Source records:
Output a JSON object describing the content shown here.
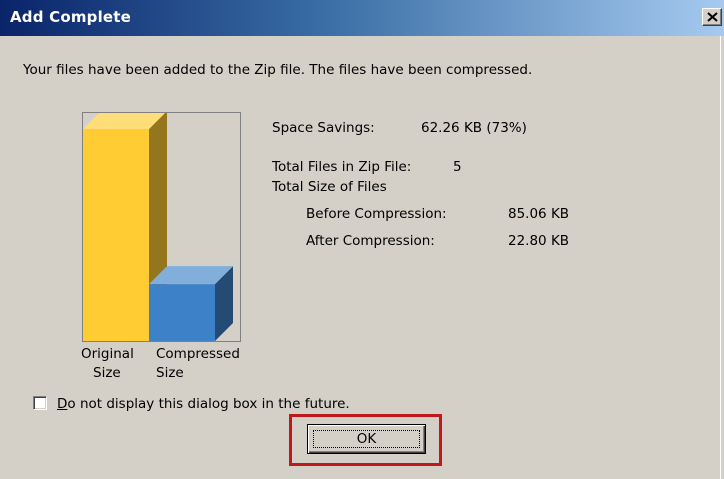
{
  "window": {
    "title": "Add Complete",
    "close_glyph": "✕"
  },
  "message": "Your files have been added to the Zip file. The files have been compressed.",
  "stats": {
    "space_savings_label": "Space Savings:",
    "space_savings_value": "62.26 KB (73%)",
    "total_files_label": "Total Files in Zip File:",
    "total_files_value": "5",
    "total_size_label": "Total Size of Files",
    "before_label": "Before Compression:",
    "before_value": "85.06 KB",
    "after_label": "After Compression:",
    "after_value": "22.80 KB"
  },
  "chart_data": {
    "type": "bar",
    "categories": [
      "Original Size",
      "Compressed Size"
    ],
    "category_lines": [
      [
        "Original",
        "Size"
      ],
      [
        "Compressed",
        "Size"
      ]
    ],
    "values": [
      85.06,
      22.8
    ],
    "unit": "KB",
    "colors": [
      "#ffcc33",
      "#3d82c8"
    ]
  },
  "checkbox": {
    "label_accel": "D",
    "label_rest": "o not display this dialog box in the future.",
    "checked": false
  },
  "ok_button": {
    "label": "OK"
  },
  "colors": {
    "title_bar_start": "#0a246a",
    "title_bar_end": "#a6caf0",
    "dialog_bg": "#d4d0c8",
    "highlight": "#c0191c"
  }
}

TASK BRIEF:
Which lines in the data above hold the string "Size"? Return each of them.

SOLUTION:
    "total_size_label": "Total Size of Files",
      "Original Size",
      "Compressed Size"
        "Size"
        "Size"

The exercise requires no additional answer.